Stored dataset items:
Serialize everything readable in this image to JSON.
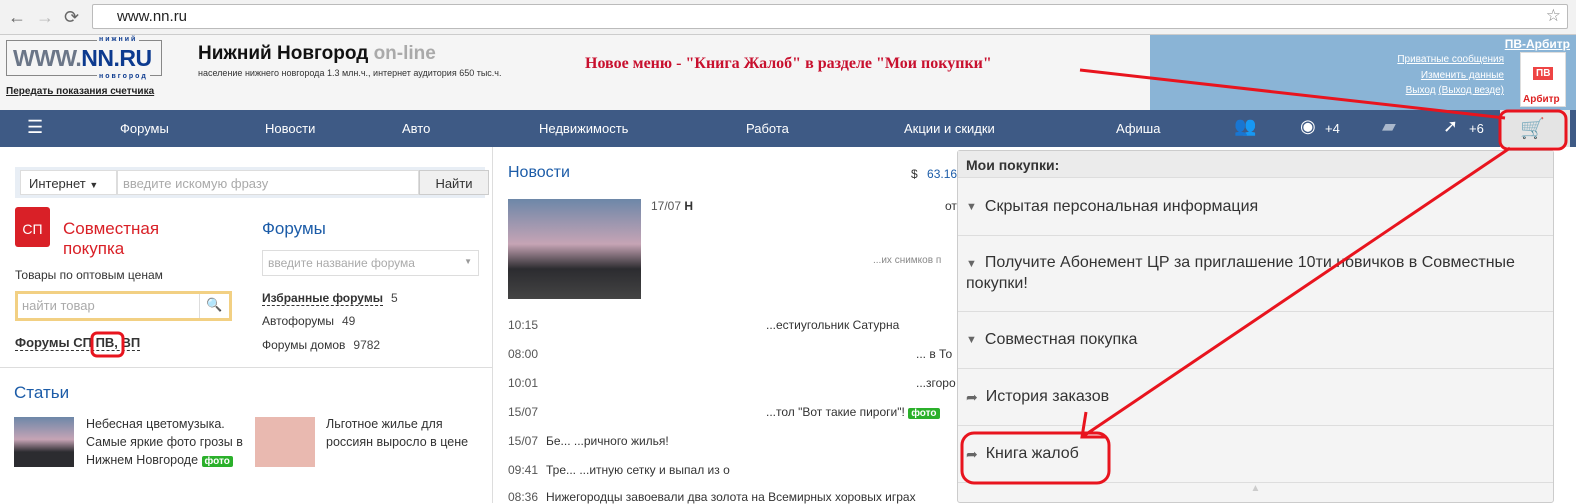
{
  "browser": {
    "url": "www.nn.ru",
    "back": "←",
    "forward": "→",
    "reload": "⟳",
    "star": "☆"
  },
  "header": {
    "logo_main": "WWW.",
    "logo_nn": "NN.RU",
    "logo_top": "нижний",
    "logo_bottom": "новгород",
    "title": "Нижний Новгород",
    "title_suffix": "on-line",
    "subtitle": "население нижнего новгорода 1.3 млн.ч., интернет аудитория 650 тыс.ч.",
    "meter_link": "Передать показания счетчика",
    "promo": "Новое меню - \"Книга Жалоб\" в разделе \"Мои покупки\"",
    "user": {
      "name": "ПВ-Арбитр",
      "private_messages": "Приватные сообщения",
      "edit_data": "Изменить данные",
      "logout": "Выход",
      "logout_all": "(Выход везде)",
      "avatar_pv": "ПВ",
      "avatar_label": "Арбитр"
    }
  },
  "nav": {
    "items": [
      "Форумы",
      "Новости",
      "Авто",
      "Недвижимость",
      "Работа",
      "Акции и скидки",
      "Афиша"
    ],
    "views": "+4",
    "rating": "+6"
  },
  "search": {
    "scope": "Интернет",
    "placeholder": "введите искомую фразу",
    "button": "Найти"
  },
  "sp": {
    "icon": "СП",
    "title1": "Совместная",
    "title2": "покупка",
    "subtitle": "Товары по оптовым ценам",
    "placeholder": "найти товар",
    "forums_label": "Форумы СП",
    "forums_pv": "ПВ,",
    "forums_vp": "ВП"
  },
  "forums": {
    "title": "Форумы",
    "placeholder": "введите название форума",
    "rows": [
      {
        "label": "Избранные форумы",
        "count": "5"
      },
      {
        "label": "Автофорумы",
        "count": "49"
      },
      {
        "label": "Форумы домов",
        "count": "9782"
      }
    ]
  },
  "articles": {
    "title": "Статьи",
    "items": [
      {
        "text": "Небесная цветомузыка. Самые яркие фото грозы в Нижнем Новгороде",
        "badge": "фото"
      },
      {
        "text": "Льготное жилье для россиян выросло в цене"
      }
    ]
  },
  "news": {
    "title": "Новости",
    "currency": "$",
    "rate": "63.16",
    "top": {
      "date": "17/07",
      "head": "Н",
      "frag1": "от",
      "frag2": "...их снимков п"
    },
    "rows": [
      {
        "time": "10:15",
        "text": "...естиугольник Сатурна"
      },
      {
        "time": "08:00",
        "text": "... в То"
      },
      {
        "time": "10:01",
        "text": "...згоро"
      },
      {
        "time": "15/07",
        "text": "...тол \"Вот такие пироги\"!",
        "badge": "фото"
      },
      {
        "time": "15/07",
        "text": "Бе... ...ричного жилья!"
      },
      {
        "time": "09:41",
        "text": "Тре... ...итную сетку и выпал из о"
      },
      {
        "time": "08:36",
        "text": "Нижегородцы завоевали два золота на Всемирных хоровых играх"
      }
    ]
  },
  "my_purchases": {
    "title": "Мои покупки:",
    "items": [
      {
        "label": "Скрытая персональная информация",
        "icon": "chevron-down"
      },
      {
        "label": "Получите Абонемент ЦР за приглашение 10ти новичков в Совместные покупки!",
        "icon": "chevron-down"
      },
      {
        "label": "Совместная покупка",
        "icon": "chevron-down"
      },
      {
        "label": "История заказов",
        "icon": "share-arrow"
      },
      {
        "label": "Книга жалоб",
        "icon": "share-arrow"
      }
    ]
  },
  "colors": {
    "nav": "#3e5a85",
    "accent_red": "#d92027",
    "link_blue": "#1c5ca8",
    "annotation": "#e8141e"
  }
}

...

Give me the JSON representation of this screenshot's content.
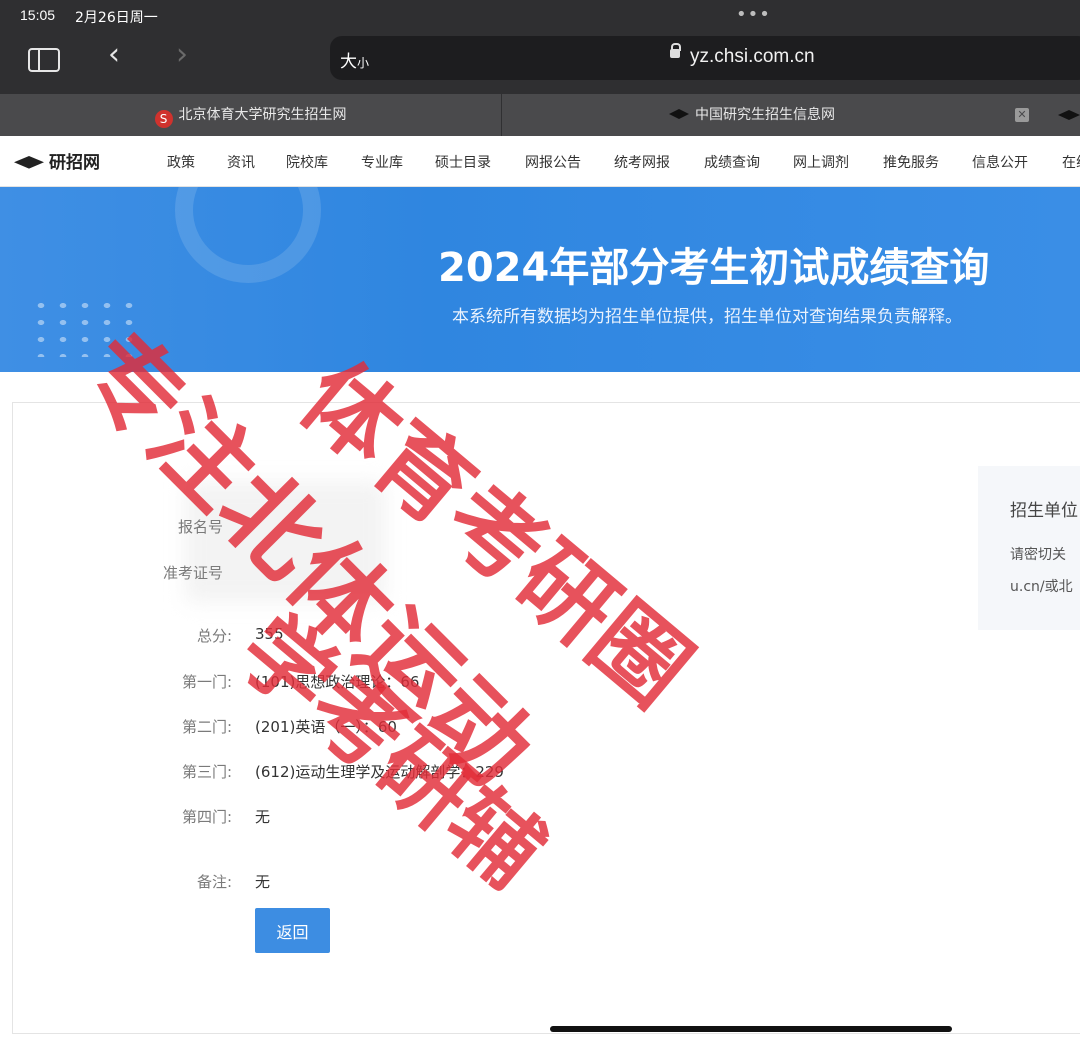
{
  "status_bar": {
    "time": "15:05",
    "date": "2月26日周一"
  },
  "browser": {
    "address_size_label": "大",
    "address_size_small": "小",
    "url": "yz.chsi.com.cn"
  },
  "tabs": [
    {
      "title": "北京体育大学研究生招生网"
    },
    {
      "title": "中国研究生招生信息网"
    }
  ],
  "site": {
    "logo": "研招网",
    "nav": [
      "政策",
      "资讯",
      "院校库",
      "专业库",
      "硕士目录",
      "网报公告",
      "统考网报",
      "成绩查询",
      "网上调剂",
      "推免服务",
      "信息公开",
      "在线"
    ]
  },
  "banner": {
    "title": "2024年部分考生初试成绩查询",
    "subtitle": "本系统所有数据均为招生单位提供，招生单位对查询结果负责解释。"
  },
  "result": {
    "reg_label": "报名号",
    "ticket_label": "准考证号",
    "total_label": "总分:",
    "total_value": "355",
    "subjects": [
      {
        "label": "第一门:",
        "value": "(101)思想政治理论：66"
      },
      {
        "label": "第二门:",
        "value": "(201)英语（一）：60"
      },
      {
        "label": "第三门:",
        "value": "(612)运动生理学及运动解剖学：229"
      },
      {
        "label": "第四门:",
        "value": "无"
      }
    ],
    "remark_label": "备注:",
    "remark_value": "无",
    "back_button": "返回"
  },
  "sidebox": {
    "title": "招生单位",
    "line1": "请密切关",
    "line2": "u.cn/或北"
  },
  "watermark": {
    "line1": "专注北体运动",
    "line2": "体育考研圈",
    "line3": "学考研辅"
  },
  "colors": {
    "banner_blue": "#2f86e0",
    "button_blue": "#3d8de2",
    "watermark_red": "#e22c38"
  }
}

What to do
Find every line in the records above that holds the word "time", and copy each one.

Answer for the task
        "time": "10:15",
        "time": "08:00",
        "time": "10:01",
        "time": "15/07",
        "time": "15/07",
        "time": "09:41",
        "time": "08:36",
    "time": "15:05",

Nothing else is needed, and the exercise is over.